— EXERCISE PROMPT —
Scan the records for the string "brush" and copy every line that holds it.

— TASK DATA —

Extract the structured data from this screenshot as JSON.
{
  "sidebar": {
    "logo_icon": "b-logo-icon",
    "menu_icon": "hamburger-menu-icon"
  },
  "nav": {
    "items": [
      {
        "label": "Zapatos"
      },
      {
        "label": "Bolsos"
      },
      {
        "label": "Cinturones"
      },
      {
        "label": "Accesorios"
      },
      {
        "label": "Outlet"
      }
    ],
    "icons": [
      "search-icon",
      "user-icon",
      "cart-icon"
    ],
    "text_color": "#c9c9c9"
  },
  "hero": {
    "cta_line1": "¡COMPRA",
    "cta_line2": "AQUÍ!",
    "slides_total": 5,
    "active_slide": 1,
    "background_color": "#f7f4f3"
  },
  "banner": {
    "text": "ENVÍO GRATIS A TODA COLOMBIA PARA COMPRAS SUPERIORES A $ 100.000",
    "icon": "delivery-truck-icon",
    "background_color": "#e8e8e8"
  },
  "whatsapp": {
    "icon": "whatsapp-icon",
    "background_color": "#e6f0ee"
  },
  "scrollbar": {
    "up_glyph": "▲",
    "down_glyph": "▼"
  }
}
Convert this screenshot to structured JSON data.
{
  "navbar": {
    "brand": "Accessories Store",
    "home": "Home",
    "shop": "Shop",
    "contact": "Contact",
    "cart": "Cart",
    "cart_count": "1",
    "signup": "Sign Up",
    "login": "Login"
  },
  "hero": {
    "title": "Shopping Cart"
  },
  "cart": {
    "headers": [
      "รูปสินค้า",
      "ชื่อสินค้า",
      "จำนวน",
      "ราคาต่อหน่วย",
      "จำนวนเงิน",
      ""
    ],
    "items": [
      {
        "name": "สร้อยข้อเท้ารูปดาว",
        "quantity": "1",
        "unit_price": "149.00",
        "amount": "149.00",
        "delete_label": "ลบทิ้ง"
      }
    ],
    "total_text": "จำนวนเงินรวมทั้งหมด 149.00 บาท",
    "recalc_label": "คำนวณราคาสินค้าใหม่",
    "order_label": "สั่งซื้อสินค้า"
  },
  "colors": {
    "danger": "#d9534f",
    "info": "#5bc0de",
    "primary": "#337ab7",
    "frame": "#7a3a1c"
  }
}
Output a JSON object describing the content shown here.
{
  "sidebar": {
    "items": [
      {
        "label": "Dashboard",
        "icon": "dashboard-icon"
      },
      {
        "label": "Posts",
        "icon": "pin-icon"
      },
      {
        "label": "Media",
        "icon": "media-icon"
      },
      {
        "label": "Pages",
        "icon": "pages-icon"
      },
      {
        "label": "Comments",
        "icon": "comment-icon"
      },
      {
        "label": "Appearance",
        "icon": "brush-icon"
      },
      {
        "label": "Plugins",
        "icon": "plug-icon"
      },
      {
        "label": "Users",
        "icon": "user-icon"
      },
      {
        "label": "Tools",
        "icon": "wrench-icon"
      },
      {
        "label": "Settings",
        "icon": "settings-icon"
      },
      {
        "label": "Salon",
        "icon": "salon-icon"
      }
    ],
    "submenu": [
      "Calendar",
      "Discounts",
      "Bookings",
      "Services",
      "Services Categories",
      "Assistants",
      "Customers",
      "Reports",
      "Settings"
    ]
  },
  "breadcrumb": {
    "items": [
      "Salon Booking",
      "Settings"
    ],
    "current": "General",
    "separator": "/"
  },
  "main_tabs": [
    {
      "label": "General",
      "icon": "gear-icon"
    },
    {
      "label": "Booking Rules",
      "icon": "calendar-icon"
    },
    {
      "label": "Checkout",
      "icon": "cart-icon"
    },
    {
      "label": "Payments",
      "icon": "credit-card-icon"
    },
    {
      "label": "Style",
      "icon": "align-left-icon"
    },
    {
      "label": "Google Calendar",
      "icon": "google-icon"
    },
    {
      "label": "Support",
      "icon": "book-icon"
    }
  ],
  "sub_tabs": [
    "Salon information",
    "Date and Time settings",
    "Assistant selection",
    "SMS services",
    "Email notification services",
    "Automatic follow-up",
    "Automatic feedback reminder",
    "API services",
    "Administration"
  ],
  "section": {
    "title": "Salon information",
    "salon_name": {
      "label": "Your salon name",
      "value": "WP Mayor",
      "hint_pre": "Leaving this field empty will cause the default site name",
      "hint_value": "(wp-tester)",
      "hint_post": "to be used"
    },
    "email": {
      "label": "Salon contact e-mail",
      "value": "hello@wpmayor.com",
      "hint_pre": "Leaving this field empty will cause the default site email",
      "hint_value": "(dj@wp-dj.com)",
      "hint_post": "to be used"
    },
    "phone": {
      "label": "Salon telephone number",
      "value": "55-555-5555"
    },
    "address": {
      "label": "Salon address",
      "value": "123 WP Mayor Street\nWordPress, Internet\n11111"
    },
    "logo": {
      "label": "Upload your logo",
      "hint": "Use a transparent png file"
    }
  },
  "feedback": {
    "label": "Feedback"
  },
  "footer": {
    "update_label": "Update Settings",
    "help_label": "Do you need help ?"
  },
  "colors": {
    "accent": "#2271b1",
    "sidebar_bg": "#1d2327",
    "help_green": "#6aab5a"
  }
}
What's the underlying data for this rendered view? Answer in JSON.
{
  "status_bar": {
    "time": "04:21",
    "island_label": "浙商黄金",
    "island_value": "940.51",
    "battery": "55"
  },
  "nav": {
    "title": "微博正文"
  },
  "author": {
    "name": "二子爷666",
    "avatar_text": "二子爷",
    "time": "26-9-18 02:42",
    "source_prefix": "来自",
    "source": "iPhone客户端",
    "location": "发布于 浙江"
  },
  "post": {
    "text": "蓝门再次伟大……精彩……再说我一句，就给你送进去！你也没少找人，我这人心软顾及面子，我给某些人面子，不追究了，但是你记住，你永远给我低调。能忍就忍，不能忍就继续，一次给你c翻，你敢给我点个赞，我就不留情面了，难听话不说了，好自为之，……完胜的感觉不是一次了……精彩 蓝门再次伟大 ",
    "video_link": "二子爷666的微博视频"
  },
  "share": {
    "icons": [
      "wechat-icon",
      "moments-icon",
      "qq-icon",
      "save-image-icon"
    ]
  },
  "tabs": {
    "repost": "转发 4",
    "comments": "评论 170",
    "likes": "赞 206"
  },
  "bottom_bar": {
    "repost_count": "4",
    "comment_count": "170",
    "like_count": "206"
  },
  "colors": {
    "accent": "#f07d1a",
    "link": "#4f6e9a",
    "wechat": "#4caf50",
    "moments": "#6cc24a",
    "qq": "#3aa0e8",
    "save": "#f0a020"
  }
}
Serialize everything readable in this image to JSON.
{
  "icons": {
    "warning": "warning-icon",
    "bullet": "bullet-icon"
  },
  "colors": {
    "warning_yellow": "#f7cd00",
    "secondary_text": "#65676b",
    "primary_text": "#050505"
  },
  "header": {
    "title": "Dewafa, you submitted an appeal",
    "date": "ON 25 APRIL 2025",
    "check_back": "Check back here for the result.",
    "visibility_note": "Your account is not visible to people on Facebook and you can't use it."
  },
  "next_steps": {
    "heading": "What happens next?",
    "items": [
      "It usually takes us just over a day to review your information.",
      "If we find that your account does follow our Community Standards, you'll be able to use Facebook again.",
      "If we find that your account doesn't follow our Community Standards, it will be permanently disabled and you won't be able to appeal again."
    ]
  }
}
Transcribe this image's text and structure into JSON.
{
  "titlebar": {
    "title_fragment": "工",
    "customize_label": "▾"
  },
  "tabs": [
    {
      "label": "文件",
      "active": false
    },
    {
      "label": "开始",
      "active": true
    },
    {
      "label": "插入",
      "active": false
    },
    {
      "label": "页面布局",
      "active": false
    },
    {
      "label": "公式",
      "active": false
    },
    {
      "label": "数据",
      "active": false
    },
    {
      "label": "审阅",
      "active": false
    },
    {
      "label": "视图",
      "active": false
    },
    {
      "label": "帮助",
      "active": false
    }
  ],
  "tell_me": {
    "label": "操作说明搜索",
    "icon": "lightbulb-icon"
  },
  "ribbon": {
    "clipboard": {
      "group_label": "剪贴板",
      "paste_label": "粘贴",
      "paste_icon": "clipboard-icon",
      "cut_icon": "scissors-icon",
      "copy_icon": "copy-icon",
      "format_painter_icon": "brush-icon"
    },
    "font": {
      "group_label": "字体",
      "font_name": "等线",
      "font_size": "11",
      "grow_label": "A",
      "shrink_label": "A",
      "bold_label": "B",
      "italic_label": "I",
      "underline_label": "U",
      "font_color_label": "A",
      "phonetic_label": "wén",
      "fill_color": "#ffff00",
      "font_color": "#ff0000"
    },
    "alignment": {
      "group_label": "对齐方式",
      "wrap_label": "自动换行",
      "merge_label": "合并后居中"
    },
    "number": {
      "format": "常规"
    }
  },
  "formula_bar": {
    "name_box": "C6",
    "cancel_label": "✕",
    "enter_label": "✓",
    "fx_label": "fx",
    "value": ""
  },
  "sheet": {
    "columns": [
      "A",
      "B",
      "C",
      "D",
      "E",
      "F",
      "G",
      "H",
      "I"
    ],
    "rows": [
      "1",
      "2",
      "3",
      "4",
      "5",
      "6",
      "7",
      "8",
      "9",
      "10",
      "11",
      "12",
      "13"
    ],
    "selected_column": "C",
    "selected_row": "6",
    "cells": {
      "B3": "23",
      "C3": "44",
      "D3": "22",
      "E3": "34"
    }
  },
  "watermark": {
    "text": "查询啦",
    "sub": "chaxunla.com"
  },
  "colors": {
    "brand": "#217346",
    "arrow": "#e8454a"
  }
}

— TASK SOLUTION —
        "icon": "brush-icon"
      "format_painter_icon": "brush-icon"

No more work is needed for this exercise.